[[ Input data open ]]

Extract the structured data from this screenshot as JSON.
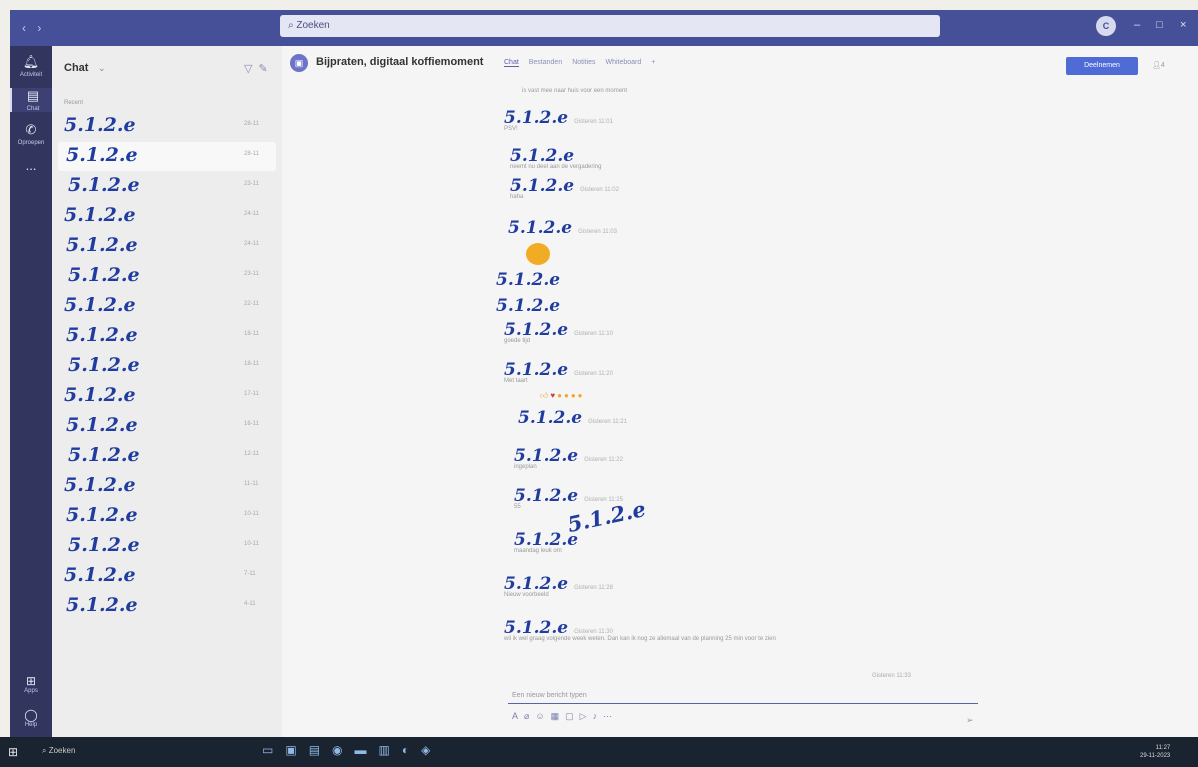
{
  "titlebar": {
    "search_placeholder": "Zoeken",
    "avatar_initials": "C"
  },
  "rail": [
    {
      "icon": "bell-icon",
      "label": "Activiteit"
    },
    {
      "icon": "chat-icon",
      "label": "Chat"
    },
    {
      "icon": "phone-icon",
      "label": "Oproepen"
    },
    {
      "icon": "more-icon",
      "label": "..."
    }
  ],
  "rail_bottom": [
    {
      "icon": "apps-icon",
      "label": "Apps"
    },
    {
      "icon": "help-icon",
      "label": "Help"
    }
  ],
  "chatlist": {
    "title": "Chat",
    "section": "Recent",
    "rows": [
      {
        "name": "5.1.2.e",
        "date": "28-11"
      },
      {
        "name": "5.1.2.e",
        "date": "28-11"
      },
      {
        "name": "5.1.2.e",
        "date": "23-11"
      },
      {
        "name": "5.1.2.e",
        "date": "24-11"
      },
      {
        "name": "5.1.2.e",
        "date": "24-11"
      },
      {
        "name": "5.1.2.e",
        "date": "23-11"
      },
      {
        "name": "5.1.2.e",
        "date": "22-11"
      },
      {
        "name": "5.1.2.e",
        "date": "18-11"
      },
      {
        "name": "5.1.2.e",
        "date": "18-11"
      },
      {
        "name": "5.1.2.e",
        "date": "17-11"
      },
      {
        "name": "5.1.2.e",
        "date": "16-11"
      },
      {
        "name": "5.1.2.e",
        "date": "12-11"
      },
      {
        "name": "5.1.2.e",
        "date": "11-11"
      },
      {
        "name": "5.1.2.e",
        "date": "10-11"
      },
      {
        "name": "5.1.2.e",
        "date": "10-11"
      },
      {
        "name": "5.1.2.e",
        "date": "7-11"
      },
      {
        "name": "5.1.2.e",
        "date": "4-11"
      }
    ]
  },
  "conversation": {
    "title": "Bijpraten, digitaal koffiemoment",
    "tabs": [
      "Chat",
      "Bestanden",
      "Notities",
      "Whiteboard"
    ],
    "join_label": "Deelnemen",
    "header_extra": "4",
    "top_snippet": "is vast mee naar huis voor een moment",
    "messages": [
      {
        "sender": "5.1.2.e",
        "meta": "Gisteren 11:01",
        "body": "PSV!"
      },
      {
        "sender": "5.1.2.e",
        "meta": "",
        "body": "neemt nu deel aan de vergadering"
      },
      {
        "sender": "5.1.2.e",
        "meta": "Gisteren 11:02",
        "body": "haha"
      },
      {
        "sender": "5.1.2.e",
        "meta": "Gisteren 11:03",
        "body": ""
      },
      {
        "sender": "5.1.2.e",
        "meta": "",
        "body": ""
      },
      {
        "sender": "5.1.2.e",
        "meta": "",
        "body": ""
      },
      {
        "sender": "5.1.2.e",
        "meta": "Gisteren 11:10",
        "body": "goede tijd"
      },
      {
        "sender": "5.1.2.e",
        "meta": "Gisteren 11:20",
        "body": "Met taart"
      },
      {
        "sender": "5.1.2.e",
        "meta": "Gisteren 11:21",
        "body": ""
      },
      {
        "sender": "5.1.2.e",
        "meta": "Gisteren 11:22",
        "body": "ingeplan"
      },
      {
        "sender": "5.1.2.e",
        "meta": "Gisteren 11:25",
        "body": "55"
      },
      {
        "sender": "5.1.2.e",
        "meta": "",
        "body": "maandag leuk om"
      },
      {
        "sender": "5.1.2.e",
        "meta": "Gisteren 11:28",
        "body": "Nieuw voorbeeld"
      },
      {
        "sender": "5.1.2.e",
        "meta": "Gisteren 11:30",
        "body": "wil ik wel graag volgende week weten. Dan kan ik nog ze allemaal van de planning 25 min voor te zien"
      }
    ],
    "big_scribble": "5.1.2.e",
    "last_seen": "Gisteren 11:33",
    "compose_placeholder": "Een nieuw bericht typen"
  },
  "taskbar": {
    "search_label": "Zoeken",
    "time": "11:27",
    "date": "29-11-2023"
  }
}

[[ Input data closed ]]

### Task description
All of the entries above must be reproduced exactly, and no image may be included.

### Answer for the task
Extract the structured data from this screenshot as JSON.
{
  "titlebar": {
    "search_placeholder": "Zoeken",
    "avatar_initials": "C"
  },
  "rail": [
    {
      "icon": "bell-icon",
      "label": "Activiteit"
    },
    {
      "icon": "chat-icon",
      "label": "Chat"
    },
    {
      "icon": "phone-icon",
      "label": "Oproepen"
    },
    {
      "icon": "more-icon",
      "label": "..."
    }
  ],
  "rail_bottom": [
    {
      "icon": "apps-icon",
      "label": "Apps"
    },
    {
      "icon": "help-icon",
      "label": "Help"
    }
  ],
  "chatlist": {
    "title": "Chat",
    "section": "Recent",
    "rows": [
      {
        "name": "5.1.2.e",
        "date": "28-11"
      },
      {
        "name": "5.1.2.e",
        "date": "28-11"
      },
      {
        "name": "5.1.2.e",
        "date": "23-11"
      },
      {
        "name": "5.1.2.e",
        "date": "24-11"
      },
      {
        "name": "5.1.2.e",
        "date": "24-11"
      },
      {
        "name": "5.1.2.e",
        "date": "23-11"
      },
      {
        "name": "5.1.2.e",
        "date": "22-11"
      },
      {
        "name": "5.1.2.e",
        "date": "18-11"
      },
      {
        "name": "5.1.2.e",
        "date": "18-11"
      },
      {
        "name": "5.1.2.e",
        "date": "17-11"
      },
      {
        "name": "5.1.2.e",
        "date": "16-11"
      },
      {
        "name": "5.1.2.e",
        "date": "12-11"
      },
      {
        "name": "5.1.2.e",
        "date": "11-11"
      },
      {
        "name": "5.1.2.e",
        "date": "10-11"
      },
      {
        "name": "5.1.2.e",
        "date": "10-11"
      },
      {
        "name": "5.1.2.e",
        "date": "7-11"
      },
      {
        "name": "5.1.2.e",
        "date": "4-11"
      }
    ]
  },
  "conversation": {
    "title": "Bijpraten, digitaal koffiemoment",
    "tabs": [
      "Chat",
      "Bestanden",
      "Notities",
      "Whiteboard"
    ],
    "join_label": "Deelnemen",
    "header_extra": "4",
    "top_snippet": "is vast mee naar huis voor een moment",
    "messages": [
      {
        "sender": "5.1.2.e",
        "meta": "Gisteren 11:01",
        "body": "PSV!"
      },
      {
        "sender": "5.1.2.e",
        "meta": "",
        "body": "neemt nu deel aan de vergadering"
      },
      {
        "sender": "5.1.2.e",
        "meta": "Gisteren 11:02",
        "body": "haha"
      },
      {
        "sender": "5.1.2.e",
        "meta": "Gisteren 11:03",
        "body": ""
      },
      {
        "sender": "5.1.2.e",
        "meta": "",
        "body": ""
      },
      {
        "sender": "5.1.2.e",
        "meta": "",
        "body": ""
      },
      {
        "sender": "5.1.2.e",
        "meta": "Gisteren 11:10",
        "body": "goede tijd"
      },
      {
        "sender": "5.1.2.e",
        "meta": "Gisteren 11:20",
        "body": "Met taart"
      },
      {
        "sender": "5.1.2.e",
        "meta": "Gisteren 11:21",
        "body": ""
      },
      {
        "sender": "5.1.2.e",
        "meta": "Gisteren 11:22",
        "body": "ingeplan"
      },
      {
        "sender": "5.1.2.e",
        "meta": "Gisteren 11:25",
        "body": "55"
      },
      {
        "sender": "5.1.2.e",
        "meta": "",
        "body": "maandag leuk om"
      },
      {
        "sender": "5.1.2.e",
        "meta": "Gisteren 11:28",
        "body": "Nieuw voorbeeld"
      },
      {
        "sender": "5.1.2.e",
        "meta": "Gisteren 11:30",
        "body": "wil ik wel graag volgende week weten. Dan kan ik nog ze allemaal van de planning 25 min voor te zien"
      }
    ],
    "big_scribble": "5.1.2.e",
    "last_seen": "Gisteren 11:33",
    "compose_placeholder": "Een nieuw bericht typen"
  },
  "taskbar": {
    "search_label": "Zoeken",
    "time": "11:27",
    "date": "29-11-2023"
  }
}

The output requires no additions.